When it comes to wet cleaning, however, I don’t like the microfiber as much. If I want to do a little spot cleaning where the dog/kid has dropped food, or where I find one of those random coffee/milk/beer splashes that have managed to be missed until they dried onto the floor, I still use my Frankenswiffer — I just also grab that spray bottle of All-Purpose Cleaner that I told you how to make on Monday — and a knitted cover. The knitted cloths are the best thing for this kind of job because if you use cotton yarn, like I always do (and like most of the patterns out there call for), you get a good scrubby texture that will absorb any excess moisture from the spray bottle. The fitted shape of most of these patterns also means that you just tuck it around your Swiffer for a good fit and a smooth ride, like the socks. Then you just spray, then scrub. No bending down, no wringing out cloths, no mop and bucket. Chuck your knitted cover in the wash when you’re done.
I was working on designing a Swiffer cover knitting pattern myself to post here this week, but alas our house was struck with a horrible epidemic and I wasn’t feeling the knitting (read: we all had colds and I got useless). Fortunately, there are about a million and two free knitting patterns out there on the web which you can find by googling “knitted Swiffer cover”. My favorite pattern is Zoom by Erica Brembos.
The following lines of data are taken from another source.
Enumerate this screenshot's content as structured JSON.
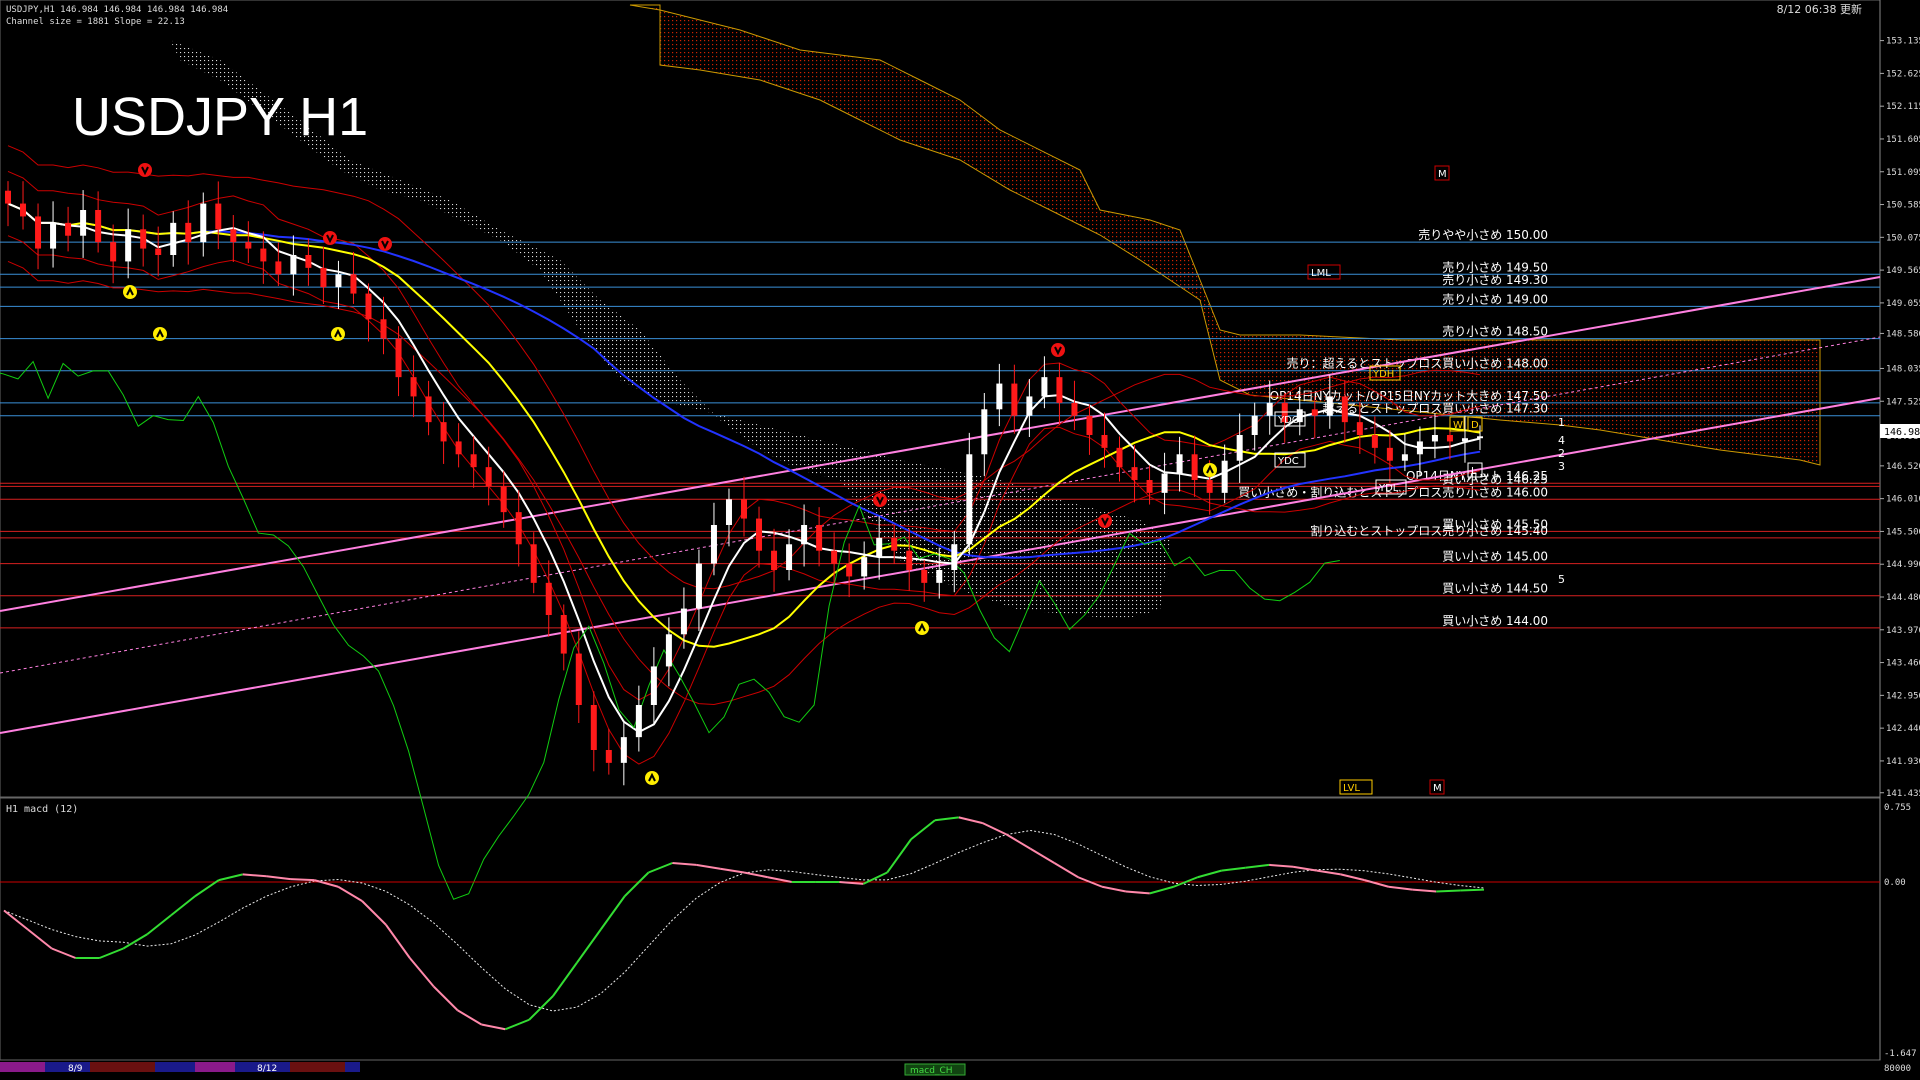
{
  "header": {
    "symbol_line": "USDJPY,H1  146.984 146.984 146.984 146.984",
    "channel_line": "Channel size = 1881 Slope = 22.13",
    "big_title": "USDJPY H1",
    "datetime": "8/12 06:38 更新"
  },
  "colors": {
    "bull": "#ffffff",
    "bear": "#ff1a1a",
    "ma_fast": "#ffffff",
    "ma_mid": "#ffff00",
    "ma_slow": "#2233ff",
    "envelope": "#cc0000",
    "chikou": "#11cc11",
    "channel": "#ff80e0",
    "kumo_red": "#cc2200",
    "kumo_white": "#dddddd",
    "sell_line": "#3a8fd8",
    "buy_line": "#d82020",
    "price_tag_bg": "#ffffff"
  },
  "price_axis": {
    "ticks": [
      "153.135",
      "152.625",
      "152.115",
      "151.605",
      "151.095",
      "150.585",
      "150.075",
      "149.565",
      "149.055",
      "148.580",
      "148.035",
      "147.525",
      "146.984",
      "146.520",
      "146.010",
      "145.500",
      "144.990",
      "144.480",
      "143.970",
      "143.460",
      "142.950",
      "142.440",
      "141.930",
      "141.435"
    ],
    "current": "146.984"
  },
  "labels": [
    {
      "text": "売りやや小さめ 150.00",
      "price": 150.0,
      "side": "sell"
    },
    {
      "text": "売り小さめ 149.50",
      "price": 149.5,
      "side": "sell"
    },
    {
      "text": "売り小さめ 149.30",
      "price": 149.3,
      "side": "sell"
    },
    {
      "text": "売り小さめ 149.00",
      "price": 149.0,
      "side": "sell"
    },
    {
      "text": "売り小さめ 148.50",
      "price": 148.5,
      "side": "sell"
    },
    {
      "text": "売り：超えるとストップロス買い小さめ 148.00",
      "price": 148.0,
      "side": "sell"
    },
    {
      "text": "OP14日NYカット/OP15日NYカット大きめ 147.50",
      "price": 147.5,
      "side": "sell"
    },
    {
      "text": "超えるとストップロス買い小さめ 147.30",
      "price": 147.3,
      "side": "sell"
    },
    {
      "text": "OP14日NYカット 146.25",
      "price": 146.25,
      "side": "buy"
    },
    {
      "text": "買い小さめ 146.25",
      "price": 146.2,
      "side": "buy"
    },
    {
      "text": "買い小さめ・割り込むとストップロス売り小さめ 146.00",
      "price": 146.0,
      "side": "buy"
    },
    {
      "text": "買い小さめ 145.50",
      "price": 145.5,
      "side": "buy"
    },
    {
      "text": "割り込むとストップロス売り小さめ 145.40",
      "price": 145.4,
      "side": "buy"
    },
    {
      "text": "買い小さめ 145.00",
      "price": 145.0,
      "side": "buy"
    },
    {
      "text": "買い小さめ 144.50",
      "price": 144.5,
      "side": "buy"
    },
    {
      "text": "買い小さめ 144.00",
      "price": 144.0,
      "side": "buy"
    }
  ],
  "markers": {
    "M": "M",
    "LML": "LML",
    "LVL": "LVL",
    "YDH": "YDH",
    "YDO": "YDO",
    "YDC": "YDC",
    "YDL": "YDL",
    "W": "W",
    "D": "D",
    "L": "L",
    "wave": [
      "1",
      "4",
      "2",
      "3",
      "5"
    ]
  },
  "macd_panel": {
    "title": "H1  macd (12)",
    "axis_ticks": [
      "0.755",
      "0.00",
      "-1.647"
    ],
    "bottom_tag": "macd_CH"
  },
  "bottom_axis": {
    "dates": [
      "8/9",
      "8/12"
    ],
    "right_value": "80000"
  },
  "chart_data": {
    "type": "candlestick",
    "title": "USDJPY H1",
    "ylim": [
      141.4,
      153.3
    ],
    "levels_sell": [
      150.0,
      149.5,
      149.3,
      149.0,
      148.5,
      148.0,
      147.5,
      147.3
    ],
    "levels_buy": [
      146.25,
      146.2,
      146.0,
      145.5,
      145.4,
      145.0,
      144.5,
      144.0
    ],
    "close_path": [
      150.6,
      150.4,
      149.9,
      150.3,
      150.1,
      150.5,
      150.0,
      149.7,
      150.2,
      149.9,
      149.8,
      150.3,
      150.0,
      150.6,
      150.2,
      150.0,
      149.9,
      149.7,
      149.5,
      149.8,
      149.6,
      149.3,
      149.5,
      149.2,
      148.8,
      148.5,
      147.9,
      147.6,
      147.2,
      146.9,
      146.7,
      146.5,
      146.2,
      145.8,
      145.3,
      144.7,
      144.2,
      143.6,
      142.8,
      142.1,
      141.9,
      142.3,
      142.8,
      143.4,
      143.9,
      144.3,
      145.0,
      145.6,
      146.0,
      145.7,
      145.2,
      144.9,
      145.3,
      145.6,
      145.2,
      145.0,
      144.8,
      145.1,
      145.4,
      145.2,
      144.9,
      144.7,
      144.9,
      145.3,
      146.7,
      147.4,
      147.8,
      147.3,
      147.6,
      147.9,
      147.5,
      147.3,
      147.0,
      146.8,
      146.5,
      146.3,
      146.1,
      146.4,
      146.7,
      146.3,
      146.1,
      146.6,
      147.0,
      147.3,
      147.5,
      147.2,
      147.4,
      147.3,
      147.6,
      147.2,
      147.0,
      146.8,
      146.6,
      146.7,
      146.9,
      147.0,
      146.9,
      146.95,
      146.98
    ],
    "macd": [
      -0.3,
      -0.5,
      -0.7,
      -0.8,
      -0.8,
      -0.7,
      -0.55,
      -0.35,
      -0.15,
      0.02,
      0.08,
      0.06,
      0.03,
      0.02,
      -0.05,
      -0.2,
      -0.45,
      -0.8,
      -1.1,
      -1.35,
      -1.5,
      -1.55,
      -1.45,
      -1.2,
      -0.85,
      -0.5,
      -0.15,
      0.1,
      0.2,
      0.18,
      0.14,
      0.1,
      0.05,
      0.0,
      0.0,
      0.0,
      -0.02,
      0.1,
      0.45,
      0.65,
      0.68,
      0.62,
      0.5,
      0.35,
      0.2,
      0.05,
      -0.05,
      -0.1,
      -0.12,
      -0.05,
      0.05,
      0.12,
      0.15,
      0.18,
      0.16,
      0.12,
      0.08,
      0.02,
      -0.05,
      -0.08,
      -0.1,
      -0.09,
      -0.08
    ]
  }
}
It’s really easy so any of you knitting newbies need not be afraid to give it a go. Lily Sugar ‘n Cream Yarn
is available in almost every dollar store and certainly at Michael’s, and you don’t need to pay more than $2 for a ball of it. You can definitely knit it up in a weekend. And there you have Part Final of your Swiffer Cheat: knitted covers and a spray bottle!
So there it is, your Swiffer Cheat in three pretty simple steps and for less than $10! Still with me? Not bored to death yet?
Wow. It’s good to know I’m not alone in Dorkville.
Have you already created your own Swiffer cheat or floor cleaning shortcuts? We’d love to hear about it!